The COVID-19 pandemic has reshaped most Americans’ daily lives, from where and how they work to how they receive their health-related services. Healthcare professionals and organizations have also adapted to provide that care.
The rise of telehealth is a significant development as doctors quickly offered virtual appointments with patients via Zoom or similar teleconferencing software. Online medical care may be here to stay, but some experts warn that along with the convenience comes risk.
The “floodgates” are open
While virtual medical appointments peaked early on in the pandemic, on average, nearly one out of every five doctor visits are online today. Management consulting firm McKinsey & Company surveyed patients and providers over telehealth and found these key takeaways:
- Virtual appointments account for 17% of medical visits across all specialties
- 40% of patients say they’ll continue using telehealth in the future
- 84% of physicians offer virtual appointments
- 57% plan to continue offering online care options

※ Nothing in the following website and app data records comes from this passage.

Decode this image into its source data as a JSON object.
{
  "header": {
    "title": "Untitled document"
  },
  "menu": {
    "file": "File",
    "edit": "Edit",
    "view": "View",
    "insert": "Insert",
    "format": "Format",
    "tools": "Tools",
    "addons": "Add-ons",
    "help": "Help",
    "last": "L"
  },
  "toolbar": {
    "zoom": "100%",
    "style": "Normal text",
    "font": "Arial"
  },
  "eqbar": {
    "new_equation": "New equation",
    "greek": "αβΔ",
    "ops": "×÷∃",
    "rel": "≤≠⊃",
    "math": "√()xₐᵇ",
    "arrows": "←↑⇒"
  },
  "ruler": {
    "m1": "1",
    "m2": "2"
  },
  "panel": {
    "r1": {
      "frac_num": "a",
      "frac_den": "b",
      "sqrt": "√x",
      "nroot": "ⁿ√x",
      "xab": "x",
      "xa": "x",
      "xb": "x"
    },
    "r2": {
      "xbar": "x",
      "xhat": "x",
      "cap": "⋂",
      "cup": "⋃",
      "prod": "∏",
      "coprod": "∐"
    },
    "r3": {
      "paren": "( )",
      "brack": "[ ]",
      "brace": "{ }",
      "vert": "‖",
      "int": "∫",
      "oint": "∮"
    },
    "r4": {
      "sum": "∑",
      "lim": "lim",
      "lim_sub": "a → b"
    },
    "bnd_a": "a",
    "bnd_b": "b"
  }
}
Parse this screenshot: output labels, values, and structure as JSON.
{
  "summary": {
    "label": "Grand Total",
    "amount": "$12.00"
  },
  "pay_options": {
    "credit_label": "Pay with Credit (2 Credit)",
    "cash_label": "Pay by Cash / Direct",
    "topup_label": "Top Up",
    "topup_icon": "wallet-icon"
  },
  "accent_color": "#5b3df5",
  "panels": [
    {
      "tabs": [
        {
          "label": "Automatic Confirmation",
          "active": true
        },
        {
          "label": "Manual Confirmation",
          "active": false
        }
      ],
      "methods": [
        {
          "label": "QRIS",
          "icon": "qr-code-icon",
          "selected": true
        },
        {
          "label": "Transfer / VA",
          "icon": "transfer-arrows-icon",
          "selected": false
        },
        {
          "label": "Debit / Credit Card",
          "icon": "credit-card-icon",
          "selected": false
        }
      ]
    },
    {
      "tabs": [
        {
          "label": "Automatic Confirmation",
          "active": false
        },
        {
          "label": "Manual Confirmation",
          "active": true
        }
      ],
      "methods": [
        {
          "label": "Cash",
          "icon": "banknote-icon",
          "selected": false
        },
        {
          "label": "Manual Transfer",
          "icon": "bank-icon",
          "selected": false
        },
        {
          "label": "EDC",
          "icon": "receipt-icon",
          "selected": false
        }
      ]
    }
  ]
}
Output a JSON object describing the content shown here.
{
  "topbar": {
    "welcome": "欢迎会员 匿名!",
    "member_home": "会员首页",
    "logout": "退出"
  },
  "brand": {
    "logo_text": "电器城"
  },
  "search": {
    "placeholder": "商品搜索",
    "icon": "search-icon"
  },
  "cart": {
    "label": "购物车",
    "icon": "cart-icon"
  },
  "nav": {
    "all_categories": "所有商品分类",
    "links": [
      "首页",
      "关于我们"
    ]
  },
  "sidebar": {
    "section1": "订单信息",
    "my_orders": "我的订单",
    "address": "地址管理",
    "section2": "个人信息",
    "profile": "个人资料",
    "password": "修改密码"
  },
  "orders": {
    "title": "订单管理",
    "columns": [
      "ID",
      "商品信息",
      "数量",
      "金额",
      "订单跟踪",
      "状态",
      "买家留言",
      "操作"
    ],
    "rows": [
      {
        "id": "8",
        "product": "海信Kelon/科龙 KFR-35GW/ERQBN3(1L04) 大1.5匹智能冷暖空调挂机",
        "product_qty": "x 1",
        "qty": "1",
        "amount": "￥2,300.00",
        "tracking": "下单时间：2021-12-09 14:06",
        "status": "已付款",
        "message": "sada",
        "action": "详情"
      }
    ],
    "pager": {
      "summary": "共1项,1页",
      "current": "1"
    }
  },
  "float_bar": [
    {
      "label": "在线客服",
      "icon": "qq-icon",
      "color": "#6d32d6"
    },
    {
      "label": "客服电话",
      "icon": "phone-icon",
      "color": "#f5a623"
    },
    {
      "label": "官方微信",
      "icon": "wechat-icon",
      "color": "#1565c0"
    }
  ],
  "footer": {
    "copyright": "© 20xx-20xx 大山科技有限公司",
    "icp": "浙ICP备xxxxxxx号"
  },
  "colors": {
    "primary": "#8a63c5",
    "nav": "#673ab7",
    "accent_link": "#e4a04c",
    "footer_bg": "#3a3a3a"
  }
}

This is happening while the U.S. transitions to value-based health care, which includes improving the quality of care, increasing efficiency and lowering costs.
What are the risks?
Experts believe the genie is out of the bottle and predict a greater integration of telehealth, even for patients with chronic disorders, such as heart disease, diabetes and behavioral health challenges. The use of FDA-approved devices will also likely grow to monitor patients’ statuses.
But many urge healthcare organizations and insurers to scrutinize the potential risk for medical malpractice. Many expect more lawsuits resulting from delayed or missed diagnosis, misdiagnosis and the increase in patients using wearable devices resulting from telehealth. Physicians likely recognize the difficulty of certain diagnosis via telehealth and must strive to give patients the same attention during a virtual appointment as they would during an in-office visit.